Close contact infectious diseases in New Zealand: Trends in ethnic inequalities in hospitalisations, 1989 to 2008
Infectious diseases are the most common cause of acute overnight hospitalisation in New Zealand. This report provides analysis of close-contact infectious diseases (CCIDs). CCIDs include respiratory, skin, and enteric infections spread by person-to-person contact in the community.
Infectious diseases, and particularly CCIDs, are making a large and increasing contribution to acute overnight hospitalisations in New Zealand. Their incidence is known to have increased during the 1990s. They continue to be an important cause of health inequalities with markedly higher rates of hospitalisation for Māori and Pacific people, compared with Europeans and others.

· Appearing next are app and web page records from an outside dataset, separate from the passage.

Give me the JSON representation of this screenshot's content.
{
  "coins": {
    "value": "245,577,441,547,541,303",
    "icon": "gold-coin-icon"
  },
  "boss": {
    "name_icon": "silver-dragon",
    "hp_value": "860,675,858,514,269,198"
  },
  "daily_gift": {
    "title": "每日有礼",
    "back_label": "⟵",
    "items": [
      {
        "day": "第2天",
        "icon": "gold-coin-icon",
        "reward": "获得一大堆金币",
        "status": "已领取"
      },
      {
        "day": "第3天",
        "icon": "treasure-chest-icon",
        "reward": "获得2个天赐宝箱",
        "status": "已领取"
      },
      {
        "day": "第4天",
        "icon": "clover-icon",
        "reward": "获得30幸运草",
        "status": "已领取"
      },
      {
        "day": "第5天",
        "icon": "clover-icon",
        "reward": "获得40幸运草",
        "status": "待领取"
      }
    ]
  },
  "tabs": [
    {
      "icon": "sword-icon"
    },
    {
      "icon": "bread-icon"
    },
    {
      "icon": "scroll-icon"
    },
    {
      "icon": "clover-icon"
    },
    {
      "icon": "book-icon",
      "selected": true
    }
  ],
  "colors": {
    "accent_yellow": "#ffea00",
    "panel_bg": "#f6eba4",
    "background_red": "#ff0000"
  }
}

This report is part of a project with three specific aims:
- To produce a detailed description of CCID hospitalisations.
- To produce a detailed description of household crowding across the 1991 to 2006 census period, with a specific focus on Māori housing conditions and ethnic and socioeconomic inequalities.
- To identify how improvement to housing conditions and reduced inequalities could contribute to a reduced burden of infectious diseases from housing conditions.

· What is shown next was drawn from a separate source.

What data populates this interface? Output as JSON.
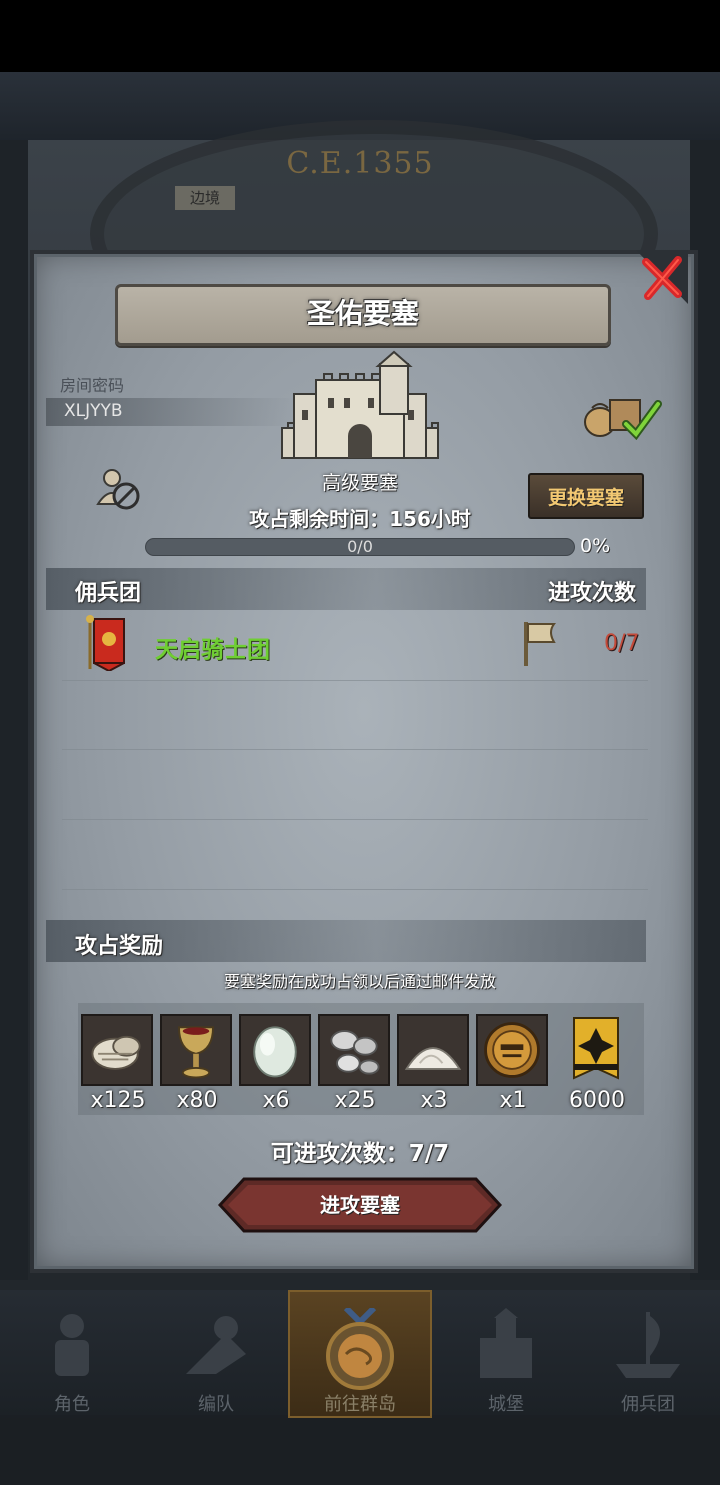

This report addresses the first of these aims: This report describes the epidemiology of infectious diseases and close-contact infectious diseases (CCIDs) for the 20-year period from 1989 to 2008, with a specific focus on ethnic inequalities, with a focus on Māori.